The efforts, made by a former Intel graphics engineer – Chad Versace – who is now working for Google, are currently focused around enabling Vulkan on Chromium OS.
To better understand how this step may affect Chrome OS, let’s take a step back for a moment to briefly explain the connection between the dots.
Connecting The Dots
Chrome OS is an operating system designed by Google, only available pre-installed on hardware from Google manufacturing partners.
Chrome OS development itself is partially made under the open source Chromium project, which often serves as a testing bed for new technologies that eventually find their way into Chrome OS.
Now, both Chrome and Chromium are Linux based operating systems, that is, both run on top of the Linux kernel and are having characteristics resembling / borrowed from other Linux based operating systems, such as this one.
Being part of the Linux ecosystem, Chrome / Chromium are able to utilize some of the advancement made on the Linux ground to their own advantage, including the graphics field and that’s where Vulkan comes in.
Vulkan, as previously explained (see link above), is a relatively new graphics technology which, without getting into specifics, enables developers more fine-grained control over the graphics performance of their software, thus contributing to its optimization.
Back to Chrome OS, although still in an early stage, there’s currently documentation, extensions, and example code on how to enable Vulkan in Chromium OS, made by the aforementioned developer.
It should surprise no one that Google seeks to implement Vulkan support, as they’ve already done it with another Linux-based operating system of theirs called Android – version “N” was the first to incorporate it.

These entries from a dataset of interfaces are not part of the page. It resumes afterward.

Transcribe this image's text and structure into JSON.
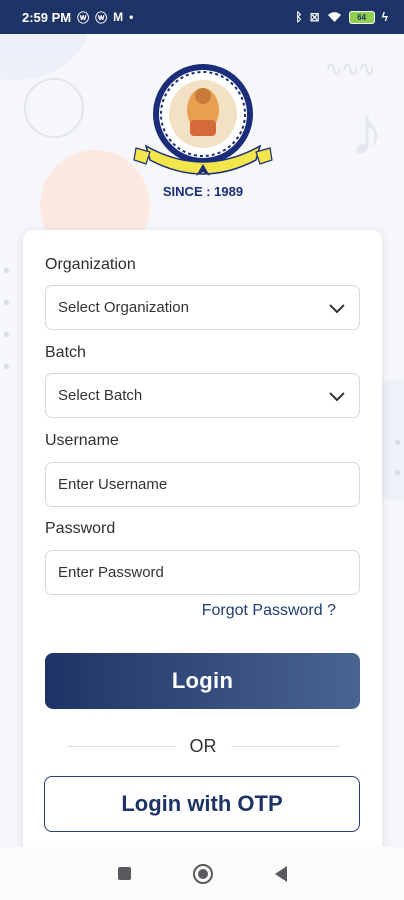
{
  "status_bar": {
    "time": "2:59 PM",
    "left_icons": [
      "whatsapp-icon",
      "whatsapp-icon",
      "gmail-icon"
    ],
    "dot": "•",
    "battery": "64",
    "right_icons": [
      "bluetooth-icon",
      "close-box-icon",
      "wifi-icon",
      "battery-icon",
      "charging-icon"
    ]
  },
  "logo": {
    "since_text": "SINCE : 1989",
    "colors": {
      "ring": "#1b2c7a",
      "ribbon": "#f2e64a"
    }
  },
  "form": {
    "organization_label": "Organization",
    "organization_select": "Select Organization",
    "batch_label": "Batch",
    "batch_select": "Select Batch",
    "username_label": "Username",
    "username_placeholder": "Enter Username",
    "password_label": "Password",
    "password_placeholder": "Enter Password",
    "forgot_password": "Forgot Password ?",
    "login_button": "Login",
    "or_text": "OR",
    "otp_button": "Login with OTP"
  },
  "theme": {
    "primary": "#1e3466",
    "primary_light": "#4a6491",
    "link": "#1f3b73"
  },
  "nav_bar": {
    "icons": [
      "recents-square-icon",
      "home-circle-icon",
      "back-triangle-icon"
    ]
  }
}
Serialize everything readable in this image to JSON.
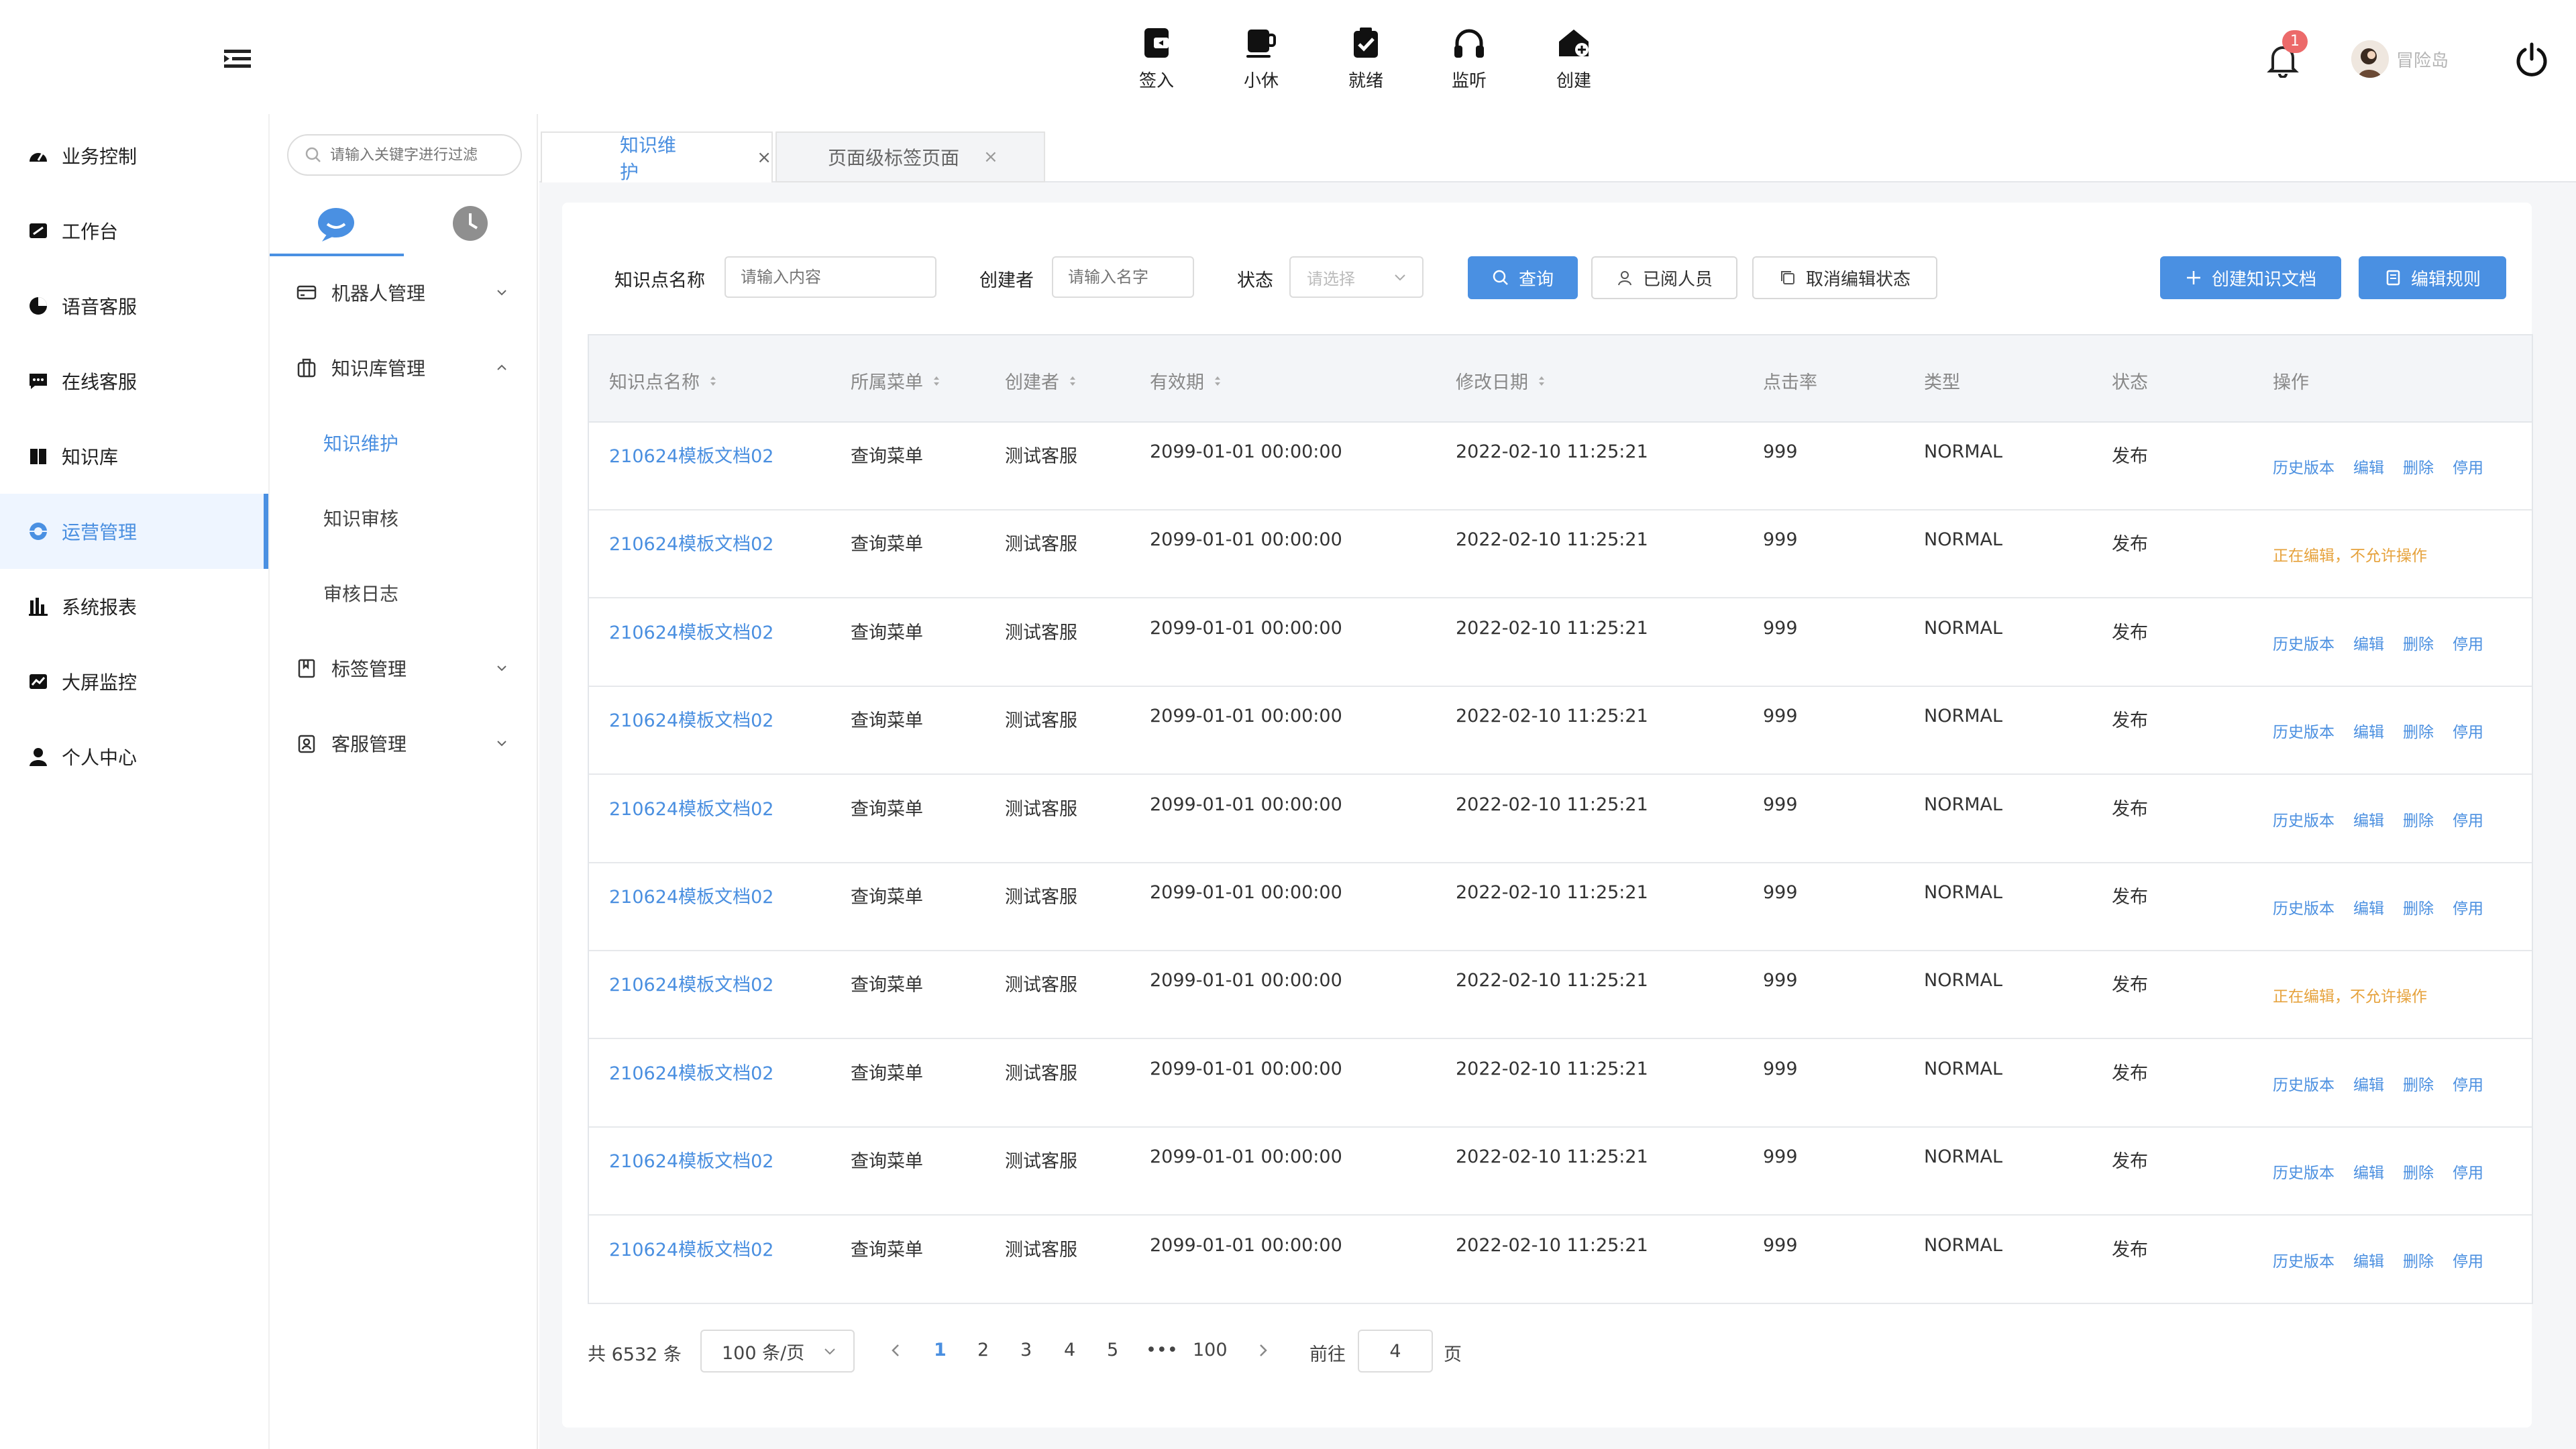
{
  "topbar": {
    "actions": [
      {
        "label": "签入",
        "icon": "sign-in-icon"
      },
      {
        "label": "小休",
        "icon": "coffee-break-icon"
      },
      {
        "label": "就绪",
        "icon": "ready-clipboard-icon"
      },
      {
        "label": "监听",
        "icon": "headset-icon"
      },
      {
        "label": "创建",
        "icon": "create-home-icon"
      }
    ],
    "notification_count": "1",
    "username": "冒险岛"
  },
  "sidebar": {
    "items": [
      {
        "label": "业务控制",
        "icon": "dashboard-icon"
      },
      {
        "label": "工作台",
        "icon": "workbench-icon"
      },
      {
        "label": "语音客服",
        "icon": "voice-service-icon"
      },
      {
        "label": "在线客服",
        "icon": "chat-service-icon"
      },
      {
        "label": "知识库",
        "icon": "book-icon"
      },
      {
        "label": "运营管理",
        "icon": "operations-icon",
        "active": true
      },
      {
        "label": "系统报表",
        "icon": "bar-chart-icon"
      },
      {
        "label": "大屏监控",
        "icon": "monitor-chart-icon"
      },
      {
        "label": "个人中心",
        "icon": "user-icon"
      }
    ]
  },
  "subpanel": {
    "search_placeholder": "请输入关键字进行过滤",
    "groups": [
      {
        "label": "机器人管理",
        "icon": "robot-card-icon",
        "expanded": false
      },
      {
        "label": "知识库管理",
        "icon": "knowledge-box-icon",
        "expanded": true
      },
      {
        "label": "标签管理",
        "icon": "tag-book-icon",
        "expanded": false
      },
      {
        "label": "客服管理",
        "icon": "service-badge-icon",
        "expanded": false
      }
    ],
    "children": [
      {
        "label": "知识维护",
        "active": true
      },
      {
        "label": "知识审核"
      },
      {
        "label": "审核日志"
      }
    ]
  },
  "tabs": [
    {
      "label": "知识维护",
      "close": "×",
      "active": true
    },
    {
      "label": "页面级标签页面",
      "close": "×",
      "active": false
    }
  ],
  "filters": {
    "name_label": "知识点名称",
    "name_placeholder": "请输入内容",
    "creator_label": "创建者",
    "creator_placeholder": "请输入名字",
    "status_label": "状态",
    "status_placeholder": "请选择",
    "query_btn": "查询",
    "readers_btn": "已阅人员",
    "cancel_edit_btn": "取消编辑状态",
    "create_doc_btn": "创建知识文档",
    "edit_rule_btn": "编辑规则"
  },
  "table": {
    "columns": [
      "知识点名称",
      "所属菜单",
      "创建者",
      "有效期",
      "修改日期",
      "点击率",
      "类型",
      "状态",
      "操作"
    ],
    "rows": [
      {
        "name": "210624模板文档02",
        "menu": "查询菜单",
        "creator": "测试客服",
        "valid": "2099-01-01 00:00:00",
        "modified": "2022-02-10 11:25:21",
        "clicks": "999",
        "type": "NORMAL",
        "status": "发布",
        "editing": false
      },
      {
        "name": "210624模板文档02",
        "menu": "查询菜单",
        "creator": "测试客服",
        "valid": "2099-01-01 00:00:00",
        "modified": "2022-02-10 11:25:21",
        "clicks": "999",
        "type": "NORMAL",
        "status": "发布",
        "editing": true
      },
      {
        "name": "210624模板文档02",
        "menu": "查询菜单",
        "creator": "测试客服",
        "valid": "2099-01-01 00:00:00",
        "modified": "2022-02-10 11:25:21",
        "clicks": "999",
        "type": "NORMAL",
        "status": "发布",
        "editing": false
      },
      {
        "name": "210624模板文档02",
        "menu": "查询菜单",
        "creator": "测试客服",
        "valid": "2099-01-01 00:00:00",
        "modified": "2022-02-10 11:25:21",
        "clicks": "999",
        "type": "NORMAL",
        "status": "发布",
        "editing": false
      },
      {
        "name": "210624模板文档02",
        "menu": "查询菜单",
        "creator": "测试客服",
        "valid": "2099-01-01 00:00:00",
        "modified": "2022-02-10 11:25:21",
        "clicks": "999",
        "type": "NORMAL",
        "status": "发布",
        "editing": false
      },
      {
        "name": "210624模板文档02",
        "menu": "查询菜单",
        "creator": "测试客服",
        "valid": "2099-01-01 00:00:00",
        "modified": "2022-02-10 11:25:21",
        "clicks": "999",
        "type": "NORMAL",
        "status": "发布",
        "editing": false
      },
      {
        "name": "210624模板文档02",
        "menu": "查询菜单",
        "creator": "测试客服",
        "valid": "2099-01-01 00:00:00",
        "modified": "2022-02-10 11:25:21",
        "clicks": "999",
        "type": "NORMAL",
        "status": "发布",
        "editing": true
      },
      {
        "name": "210624模板文档02",
        "menu": "查询菜单",
        "creator": "测试客服",
        "valid": "2099-01-01 00:00:00",
        "modified": "2022-02-10 11:25:21",
        "clicks": "999",
        "type": "NORMAL",
        "status": "发布",
        "editing": false
      },
      {
        "name": "210624模板文档02",
        "menu": "查询菜单",
        "creator": "测试客服",
        "valid": "2099-01-01 00:00:00",
        "modified": "2022-02-10 11:25:21",
        "clicks": "999",
        "type": "NORMAL",
        "status": "发布",
        "editing": false
      },
      {
        "name": "210624模板文档02",
        "menu": "查询菜单",
        "creator": "测试客服",
        "valid": "2099-01-01 00:00:00",
        "modified": "2022-02-10 11:25:21",
        "clicks": "999",
        "type": "NORMAL",
        "status": "发布",
        "editing": false
      }
    ],
    "ops": [
      "历史版本",
      "编辑",
      "删除",
      "停用"
    ],
    "editing_text": "正在编辑，不允许操作"
  },
  "pagination": {
    "total": "共 6532 条",
    "page_size": "100 条/页",
    "pages": [
      "1",
      "2",
      "3",
      "4",
      "5",
      "•••",
      "100"
    ],
    "current": "1",
    "goto_label": "前往",
    "goto_value": "4",
    "goto_suffix": "页"
  },
  "colors": {
    "accent": "#4a90e2",
    "warning": "#e6a23c",
    "badge": "#ec6a6a"
  }
}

By enabling Vulkan, there’s no doubt Chrome OS will gain nice performance improvements, so perhaps the real question is not ‘Will Chrome OS Receive A Major Graphics Boost’ but When?